Your alarm sounds at 5am. You grab a drink and run out the door on a cold, gloomy morning. The bed felt so warm that it was almost impossible to leave.
Sometimes people will send us a drill from the internet and want to use it with their daughter. Before discussing the validity of any drill, you must realize that our entire focus is on the “development” of the pitcher. It is a process, step by step.
Some of our pitchers are incredible. We are always surprised at how a select group of them “brings it” every single pitch, regardless of how they feel.
Being a parent is tough. Knowing when to apply the brakes or gas is an art.
Recently a college pitcher said that gaining 4-miles per hour would take her to an entirely different level. As we worked through several progressions and she completed each skill, I asked her to write down how much she felt that each improvement would add to her speed.
Are you having fun? Are you having fun? Are you having fun? Ask yourself that repeatedly. And, there is a good reason.
One of our Certified Instructors had a great quote, “The effort of the athlete should at least match that of coaches and parents”. This article is specifically for players.
It was a near-death experience. While doing a small group session with new students, a dad just could not sit still.
Every athlete looks for that edge, something that will help them take their performance to a higher level. The greatest one is right in front of you and costs practically nothing.
Today we present a guest article from Stephanie Beane, Certified Instructor in Temecula, California: This quote was ringing through my head all morning as I was instructing a lesson: “Get comfortable being uncomfortable.”
New students frequently arrive who have hit a plateau. They are stuck, and many are injured, because they tried to push through barriers. In many cases, it becomes clear that we cannot help her change without changing her thought process.
She is very excited about playing softball and we parents immediately jump in with both feet. This will be great, right? If you are not extremely careful, you can quickly and permanently suck the fun out of it.
A new student will often ask one of our instructors, “What is the best way to throw a drop?” The best way to throw any pitch is the way that works best for you.

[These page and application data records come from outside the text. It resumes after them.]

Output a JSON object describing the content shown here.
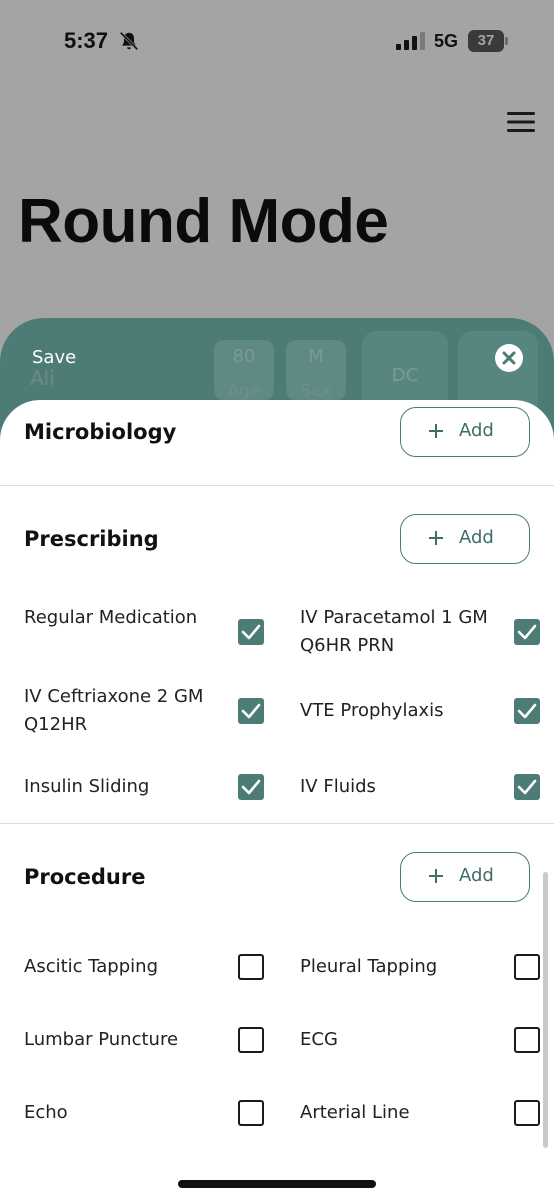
{
  "status_bar": {
    "time": "5:37",
    "network": "5G",
    "battery": "37"
  },
  "page": {
    "title": "Round Mode"
  },
  "patient": {
    "name": "Ali",
    "age_value": "80",
    "age_label": "Age",
    "sex_value": "M",
    "sex_label": "Sex",
    "dc_label": "DC",
    "plus_label": "+"
  },
  "sheet": {
    "save_label": "Save"
  },
  "sections": {
    "microbiology": {
      "title": "Microbiology",
      "add_label": "Add"
    },
    "prescribing": {
      "title": "Prescribing",
      "add_label": "Add",
      "items": [
        {
          "label": "Regular Medication",
          "checked": true
        },
        {
          "label": "IV Paracetamol 1 GM Q6HR PRN",
          "checked": true
        },
        {
          "label": "IV Ceftriaxone 2 GM Q12HR",
          "checked": true
        },
        {
          "label": "VTE Prophylaxis",
          "checked": true
        },
        {
          "label": "Insulin Sliding",
          "checked": true
        },
        {
          "label": "IV Fluids",
          "checked": true
        }
      ]
    },
    "procedure": {
      "title": "Procedure",
      "add_label": "Add",
      "items": [
        {
          "label": "Ascitic Tapping",
          "checked": false
        },
        {
          "label": "Pleural Tapping",
          "checked": false
        },
        {
          "label": "Lumbar Puncture",
          "checked": false
        },
        {
          "label": "ECG",
          "checked": false
        },
        {
          "label": "Echo",
          "checked": false
        },
        {
          "label": "Arterial Line",
          "checked": false
        }
      ]
    }
  },
  "icons": {
    "bell": "bell-slash-icon",
    "signal": "cellular-signal-icon",
    "menu": "hamburger-menu-icon",
    "close": "close-circle-icon",
    "add": "plus-icon",
    "check": "checkmark-icon"
  },
  "colors": {
    "accent": "#4d7c76",
    "overlay": "#a4a4a4",
    "sheet": "#ffffff"
  }
}
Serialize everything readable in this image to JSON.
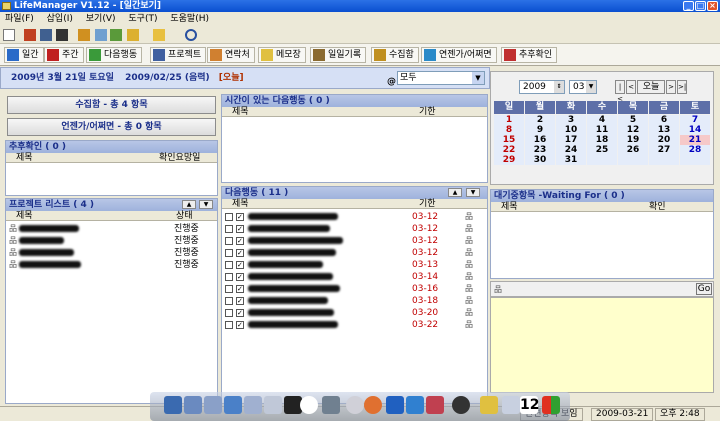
{
  "window": {
    "title": "LifeManager V1.12 - [일간보기]"
  },
  "menu": [
    "파일(F)",
    "삽입(I)",
    "보기(V)",
    "도구(T)",
    "도움말(H)"
  ],
  "views": [
    "일간",
    "주간",
    "다음행동",
    "프로젝트",
    "연락처",
    "메모장",
    "일일기록",
    "수집함",
    "연젠가/어쩌면",
    "추후확인"
  ],
  "date_bar": {
    "date": "2009년 3월 21일 토요일",
    "lunar": "2009/02/25 (음력)",
    "today": "[오늘]",
    "at": "@",
    "filter": "모두"
  },
  "inbox_btn": "수집함 - 총 4 항목",
  "someday_btn": "언젠가/어쩌면 - 총 0 항목",
  "followup": {
    "title": "추후확인 ( 0 )",
    "col_title": "제목",
    "col_need": "확인요망일"
  },
  "projects": {
    "title": "프로젝트 리스트 ( 4 )",
    "col_title": "제목",
    "col_status": "상태",
    "rows": [
      "진행중",
      "진행중",
      "진행중",
      "진행중"
    ]
  },
  "timed": {
    "title": "시간이 있는 다음행동 ( 0 )",
    "col_title": "제목",
    "col_due": "기한"
  },
  "next": {
    "title": "다음행동 ( 11 )",
    "col_title": "제목",
    "col_due": "기한",
    "rows": [
      "03-12",
      "03-12",
      "03-12",
      "03-12",
      "03-13",
      "03-14",
      "03-16",
      "03-18",
      "03-20",
      "03-22",
      ""
    ]
  },
  "calendar": {
    "year": "2009",
    "month": "03",
    "today_btn": "오늘",
    "headers": [
      "일",
      "월",
      "화",
      "수",
      "목",
      "금",
      "토"
    ],
    "weeks": [
      [
        "1",
        "2",
        "3",
        "4",
        "5",
        "6",
        "7"
      ],
      [
        "8",
        "9",
        "10",
        "11",
        "12",
        "13",
        "14"
      ],
      [
        "15",
        "16",
        "17",
        "18",
        "19",
        "20",
        "21"
      ],
      [
        "22",
        "23",
        "24",
        "25",
        "26",
        "27",
        "28"
      ],
      [
        "29",
        "30",
        "31",
        "",
        "",
        "",
        ""
      ]
    ]
  },
  "waiting": {
    "title": "대기중항목 -Waiting For ( 0 )",
    "col_title": "제목",
    "col_check": "확인"
  },
  "go_btn": "Go",
  "status": {
    "left": "관련항목 보임",
    "date": "2009-03-21",
    "time": "오후 2:48"
  },
  "dock_badge": "12"
}
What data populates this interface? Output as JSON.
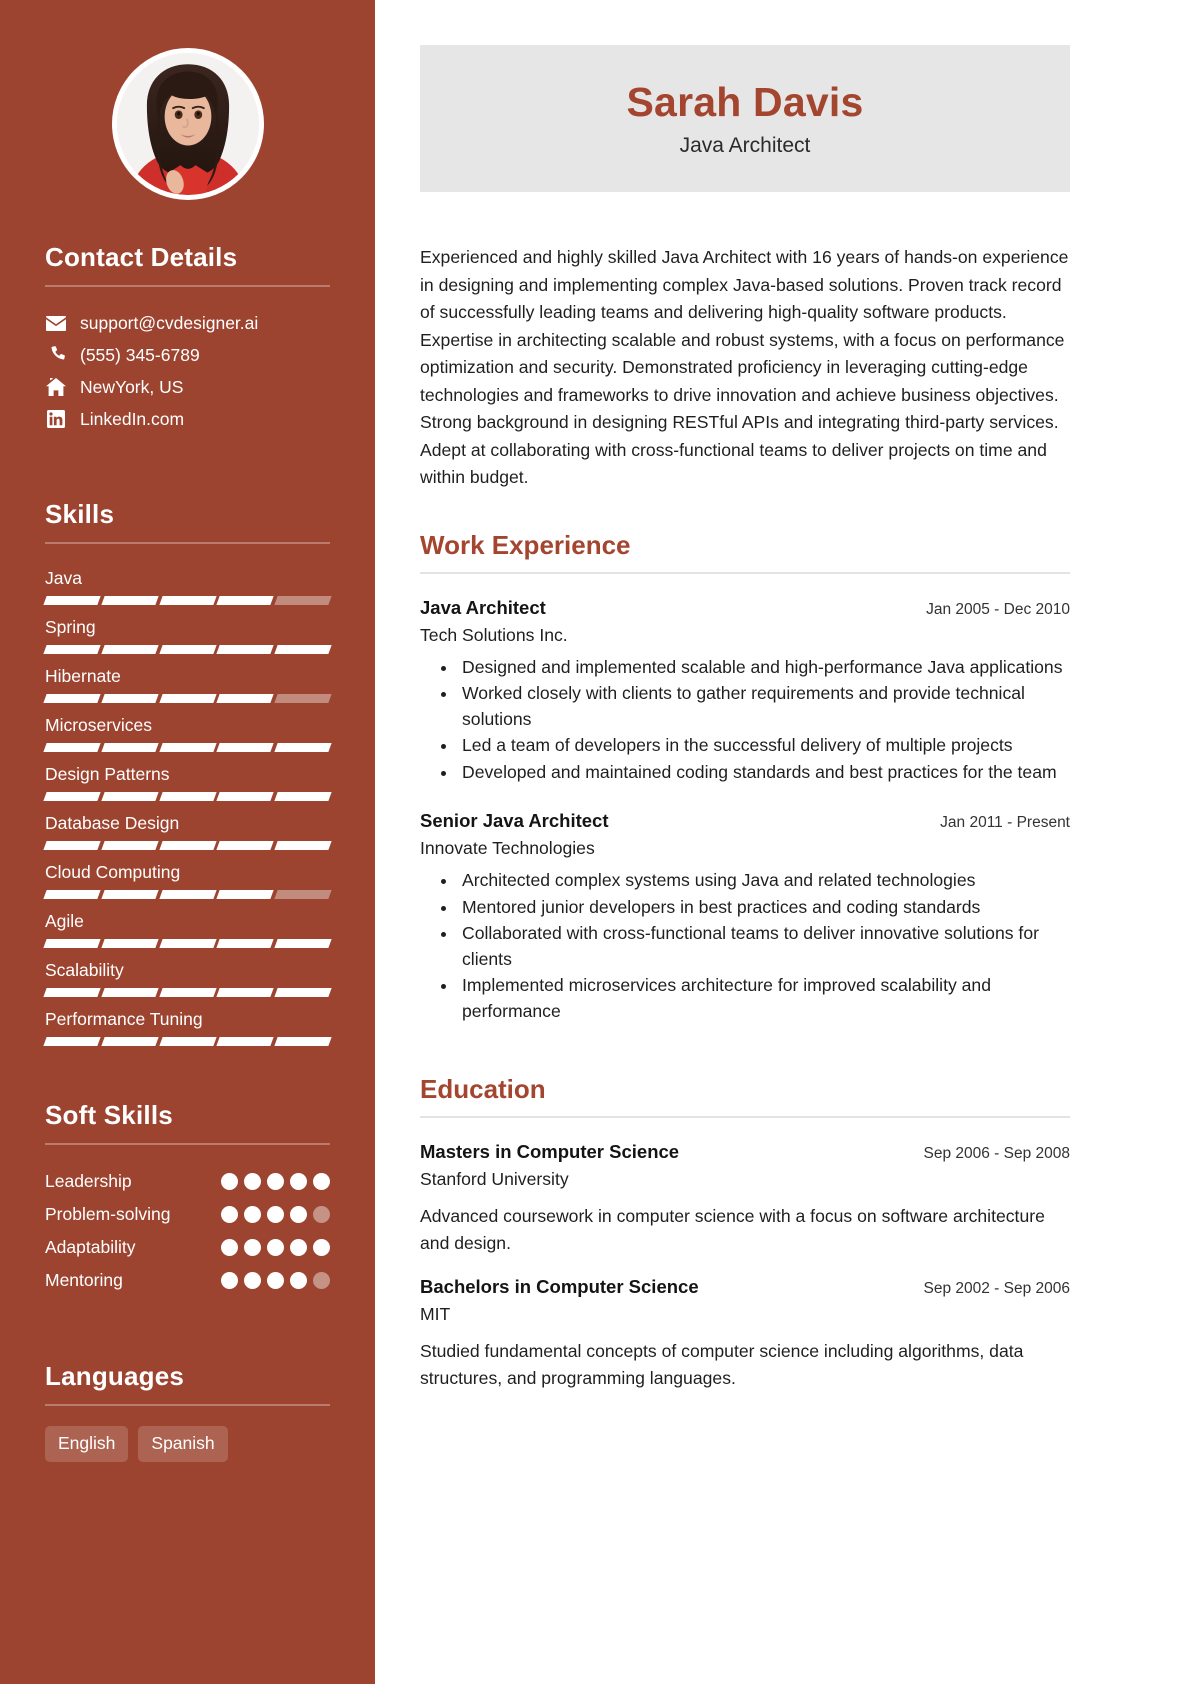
{
  "theme": {
    "sidebar_bg": "#9c4430",
    "accent": "#a3452f",
    "banner_bg": "#e6e6e6",
    "text": "#1f1f1f"
  },
  "header": {
    "name": "Sarah Davis",
    "job_title": "Java Architect"
  },
  "summary": "Experienced and highly skilled Java Architect with 16 years of hands-on experience in designing and implementing complex Java-based solutions. Proven track record of successfully leading teams and delivering high-quality software products. Expertise in architecting scalable and robust systems, with a focus on performance optimization and security. Demonstrated proficiency in leveraging cutting-edge technologies and frameworks to drive innovation and achieve business objectives. Strong background in designing RESTful APIs and integrating third-party services. Adept at collaborating with cross-functional teams to deliver projects on time and within budget.",
  "sidebar": {
    "avatar_alt": "profile-photo",
    "contact": {
      "heading": "Contact Details",
      "items": [
        {
          "icon": "email-icon",
          "value": "support@cvdesigner.ai"
        },
        {
          "icon": "phone-icon",
          "value": "(555) 345-6789"
        },
        {
          "icon": "home-icon",
          "value": "NewYork, US"
        },
        {
          "icon": "linkedin-icon",
          "value": "LinkedIn.com"
        }
      ]
    },
    "skills": {
      "heading": "Skills",
      "max": 5,
      "items": [
        {
          "name": "Java",
          "level": 4
        },
        {
          "name": "Spring",
          "level": 5
        },
        {
          "name": "Hibernate",
          "level": 4
        },
        {
          "name": "Microservices",
          "level": 5
        },
        {
          "name": "Design Patterns",
          "level": 5
        },
        {
          "name": "Database Design",
          "level": 5
        },
        {
          "name": "Cloud Computing",
          "level": 4
        },
        {
          "name": "Agile",
          "level": 5
        },
        {
          "name": "Scalability",
          "level": 5
        },
        {
          "name": "Performance Tuning",
          "level": 5
        }
      ]
    },
    "soft_skills": {
      "heading": "Soft Skills",
      "max": 5,
      "items": [
        {
          "name": "Leadership",
          "level": 5
        },
        {
          "name": "Problem-solving",
          "level": 4
        },
        {
          "name": "Adaptability",
          "level": 5
        },
        {
          "name": "Mentoring",
          "level": 4
        }
      ]
    },
    "languages": {
      "heading": "Languages",
      "items": [
        "English",
        "Spanish"
      ]
    }
  },
  "main": {
    "work": {
      "heading": "Work Experience",
      "entries": [
        {
          "role": "Java Architect",
          "org": "Tech Solutions Inc.",
          "date": "Jan 2005 - Dec 2010",
          "bullets": [
            "Designed and implemented scalable and high-performance Java applications",
            "Worked closely with clients to gather requirements and provide technical solutions",
            "Led a team of developers in the successful delivery of multiple projects",
            "Developed and maintained coding standards and best practices for the team"
          ]
        },
        {
          "role": "Senior Java Architect",
          "org": "Innovate Technologies",
          "date": "Jan 2011 - Present",
          "bullets": [
            "Architected complex systems using Java and related technologies",
            "Mentored junior developers in best practices and coding standards",
            "Collaborated with cross-functional teams to deliver innovative solutions for clients",
            "Implemented microservices architecture for improved scalability and performance"
          ]
        }
      ]
    },
    "education": {
      "heading": "Education",
      "entries": [
        {
          "degree": "Masters in Computer Science",
          "school": "Stanford University",
          "date": "Sep 2006 - Sep 2008",
          "description": "Advanced coursework in computer science with a focus on software architecture and design."
        },
        {
          "degree": "Bachelors in Computer Science",
          "school": "MIT",
          "date": "Sep 2002 - Sep 2006",
          "description": "Studied fundamental concepts of computer science including algorithms, data structures, and programming languages."
        }
      ]
    }
  }
}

They are smart, talented, educated, and every day I am thankful to be around such an experienced group of people.